■ **RECORDS PROVIDED**
-------

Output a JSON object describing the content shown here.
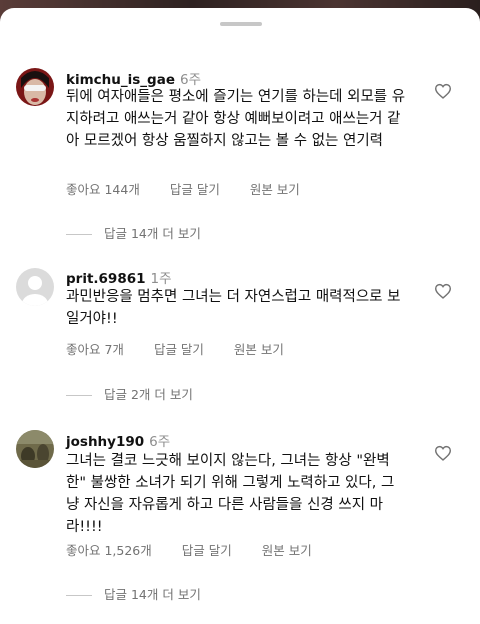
{
  "comments": [
    {
      "username": "kimchu_is_gae",
      "age": "6주",
      "text": "뒤에 여자애들은 평소에 즐기는 연기를 하는데 외모를 유지하려고 애쓰는거 같아 항상 예뻐보이려고 애쓰는거 같아 모르겠어 항상 움찔하지 않고는 볼 수 없는 연기력",
      "likes": "좋아요 144개",
      "reply": "답글 달기",
      "see_original": "원본 보기",
      "view_replies": "답글 14개 더 보기"
    },
    {
      "username": "prit.69861",
      "age": "1주",
      "text": "과민반응을 멈추면 그녀는 더 자연스럽고 매력적으로 보일거야!!",
      "likes": "좋아요 7개",
      "reply": "답글 달기",
      "see_original": "원본 보기",
      "view_replies": "답글 2개 더 보기"
    },
    {
      "username": "joshhy190",
      "age": "6주",
      "text": "그녀는 결코 느긋해 보이지 않는다, 그녀는 항상 \"완벽한\" 불쌍한 소녀가 되기 위해 그렇게 노력하고 있다, 그냥 자신을 자유롭게 하고 다른 사람들을 신경 쓰지 마라!!!!",
      "likes": "좋아요 1,526개",
      "reply": "답글 달기",
      "see_original": "원본 보기",
      "view_replies": "답글 14개 더 보기"
    }
  ],
  "icons": {
    "like": "heart-outline-icon",
    "grabber": "drag-handle"
  },
  "colors": {
    "sheet": "#ffffff",
    "secondary_text": "#737373"
  }
}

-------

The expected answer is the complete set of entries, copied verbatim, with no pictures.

Output a JSON object describing the content shown here.
{
  "comments": [
    {
      "username": "kimchu_is_gae",
      "age": "6주",
      "text": "뒤에 여자애들은 평소에 즐기는 연기를 하는데 외모를 유지하려고 애쓰는거 같아 항상 예뻐보이려고 애쓰는거 같아 모르겠어 항상 움찔하지 않고는 볼 수 없는 연기력",
      "likes": "좋아요 144개",
      "reply": "답글 달기",
      "see_original": "원본 보기",
      "view_replies": "답글 14개 더 보기"
    },
    {
      "username": "prit.69861",
      "age": "1주",
      "text": "과민반응을 멈추면 그녀는 더 자연스럽고 매력적으로 보일거야!!",
      "likes": "좋아요 7개",
      "reply": "답글 달기",
      "see_original": "원본 보기",
      "view_replies": "답글 2개 더 보기"
    },
    {
      "username": "joshhy190",
      "age": "6주",
      "text": "그녀는 결코 느긋해 보이지 않는다, 그녀는 항상 \"완벽한\" 불쌍한 소녀가 되기 위해 그렇게 노력하고 있다, 그냥 자신을 자유롭게 하고 다른 사람들을 신경 쓰지 마라!!!!",
      "likes": "좋아요 1,526개",
      "reply": "답글 달기",
      "see_original": "원본 보기",
      "view_replies": "답글 14개 더 보기"
    }
  ],
  "icons": {
    "like": "heart-outline-icon",
    "grabber": "drag-handle"
  },
  "colors": {
    "sheet": "#ffffff",
    "secondary_text": "#737373"
  }
}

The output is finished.